- Scott, our son, received seasonal employment with a railroad company working on a track/utility crew. March and April, therefore, had us running to Winnipeg for interviews, medical exams, and training sessions. Way to go, Scott!
- Austin, our daughter, took up boxing lessons (she’s a lefty with a mean right hook). She also competed in two singing festivals, winning in the Folk Song division with a recommendation to participate at the Provincial level. Great job!
- Leanne was able to spend a week in her hometown where she had the opportunity to adjudicate a speech-arts festival. It was an exhausting yet rewarding time spent interacting with the school children, teachers and parents of the Virden, Manitoba area.
- I spent a week helping a concrete polishing contractor – ThinkConcrete – as we worked night shifts to carefully grind down a factory floor, and then polish the entire surface area into a beautiful luster. Thanks for letting me be part of your team for a week!
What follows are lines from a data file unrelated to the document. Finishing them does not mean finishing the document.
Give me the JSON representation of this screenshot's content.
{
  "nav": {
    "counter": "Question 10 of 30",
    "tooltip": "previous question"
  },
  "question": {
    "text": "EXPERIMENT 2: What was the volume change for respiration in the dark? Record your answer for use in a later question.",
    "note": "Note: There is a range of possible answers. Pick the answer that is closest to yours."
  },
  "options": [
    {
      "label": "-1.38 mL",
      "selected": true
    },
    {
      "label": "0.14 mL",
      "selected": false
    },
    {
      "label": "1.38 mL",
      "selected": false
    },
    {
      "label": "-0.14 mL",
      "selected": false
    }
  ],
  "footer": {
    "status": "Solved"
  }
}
- During the final part of March and throughout the month of April we were able to connect with good friends from as far as British Columbia to Indiana, and others who are right here in Manitoba. We are richly blessed to have friends who, while we may not see each other for a considerable period of time, can nevertheless pick up where we left off – sometimes years and years after seeing each other last.
- April was also the month when winter decided to leave us! After months and months of brutal cold and a lot of snow, the touch of spring warmth and the start of the melt was welcomed by everyone.
- Finally, our dear friend Lisa Wiebe (picture below) – mother of four girls and wife of Randy Wiebe – lost her battle with lung cancer. I knew Lisa from grade school days, and about 5 years ago we developed a friendship with Randy, Lisa, and their daughters. Her faith in Christ Jesus, her love of family, and her commitment to God’s truth were attributes that set her apart from the crowd. She is missed by many.
- Walt Hartwich, The Success of Lawlessness: The Professing Church, the World, and Antinomianism (Tate Publishing, 2013).
- Richard Halliburton, Second Book of Marvels: The Orient (Bobbs-Merrill, 1938).
- Aldous Huxley, The Doors of Perception (Harper, 1954/2009).
- William I. Thompson, Evil and World Order (Harper, 1976).
- Aldous Huxley, Heaven and Hell (Harper, 1956/2009).
Overall this is a well done documentary on the importance of humans in relationship to creation, and to each other. Worth the watch.